AbstractThe practice of naming winter storms has generated a large amount of discussion within the meteorology community of late. While storm naming has typically been reserved for tropical systems, some media organizations in the United States recently began naming winter storms - but often-times using differing criteria. Anecdotal comments have labeled this practice as a marketing initiative and other forecasting organizations have criticized The Weather Channel for naming storms (Palmer, 2013), but little to no research has investigated whether naming winter storms serves useful to forecasters, practitioners, and the general public. The purpose of this study is twofold. First, we hope to further the discussion and investigation of naming winter storms. We provide empirical evidence which suggests that little difference exists between individual perceptions dependent on whether a name is used or the type of name used. The results indicate that individuals do not differ in levels of perceived severity or susceptibility toward a fictional winter storm dependent on the type of name used. Similarly, perceptions of credibility of media organizations do not change dependent on the storm name. Second, we discuss the implications of our results with respect to the current storm naming process, and provide future areas of exploration which can further an understanding of the practice.
Weather, Climate, and Society – American Meteorological Society
Published: Aug 16, 2017
It’s your single place to instantly
discover and read the research
that matters to you.
Enjoy affordable access to
over 18 million articles from more than
15,000 peer-reviewed journals.
All for just $49/month
Query the DeepDyve database, plus search all of PubMed and Google Scholar seamlessly
Save any article or search result from DeepDyve, PubMed, and Google Scholar... all in one place.
Get unlimited, online access to over 18 million full-text articles from more than 15,000 scientific journals.
Read from thousands of the leading scholarly journals from SpringerNature, Elsevier, Wiley-Blackwell, Oxford University Press and more.
All the latest content is available, no embargo periods.
“Hi guys, I cannot tell you how much I love this resource. Incredible. I really believe you've hit the nail on the head with this site in regards to solving the research-purchase issue.”Daniel C.
“Whoa! It’s like Spotify but for academic articles.”@Phil_Robichaud

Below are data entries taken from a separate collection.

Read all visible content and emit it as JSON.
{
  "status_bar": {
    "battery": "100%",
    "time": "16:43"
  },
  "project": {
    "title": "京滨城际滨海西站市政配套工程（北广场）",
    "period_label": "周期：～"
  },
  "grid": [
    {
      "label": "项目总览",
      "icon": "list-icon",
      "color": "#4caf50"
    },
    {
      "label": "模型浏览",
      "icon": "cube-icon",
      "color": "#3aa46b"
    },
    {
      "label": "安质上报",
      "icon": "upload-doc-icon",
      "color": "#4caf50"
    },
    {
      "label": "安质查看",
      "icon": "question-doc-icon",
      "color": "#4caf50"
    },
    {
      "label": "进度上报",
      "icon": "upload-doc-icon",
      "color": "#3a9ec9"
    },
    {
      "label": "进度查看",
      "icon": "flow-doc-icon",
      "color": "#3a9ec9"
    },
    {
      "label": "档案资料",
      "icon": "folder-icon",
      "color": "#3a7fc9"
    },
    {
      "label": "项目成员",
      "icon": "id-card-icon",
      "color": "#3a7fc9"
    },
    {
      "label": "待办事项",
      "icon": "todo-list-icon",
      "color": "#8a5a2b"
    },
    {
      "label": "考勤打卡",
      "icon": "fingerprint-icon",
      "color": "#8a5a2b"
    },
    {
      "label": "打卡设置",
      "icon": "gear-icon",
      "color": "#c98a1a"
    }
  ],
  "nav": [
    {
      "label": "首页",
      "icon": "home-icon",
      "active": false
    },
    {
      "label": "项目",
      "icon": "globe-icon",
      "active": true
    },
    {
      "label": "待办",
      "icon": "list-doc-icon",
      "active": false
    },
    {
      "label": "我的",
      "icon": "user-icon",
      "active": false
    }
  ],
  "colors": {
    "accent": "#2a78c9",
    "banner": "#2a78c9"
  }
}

“I must say, @deepdyve is a fabulous solution to the independent researcher's problem of #access to #information.”@deepthiw
“My last article couldn't be possible without the platform @deepdyve that makes journal papers cheaper.”@JoseServera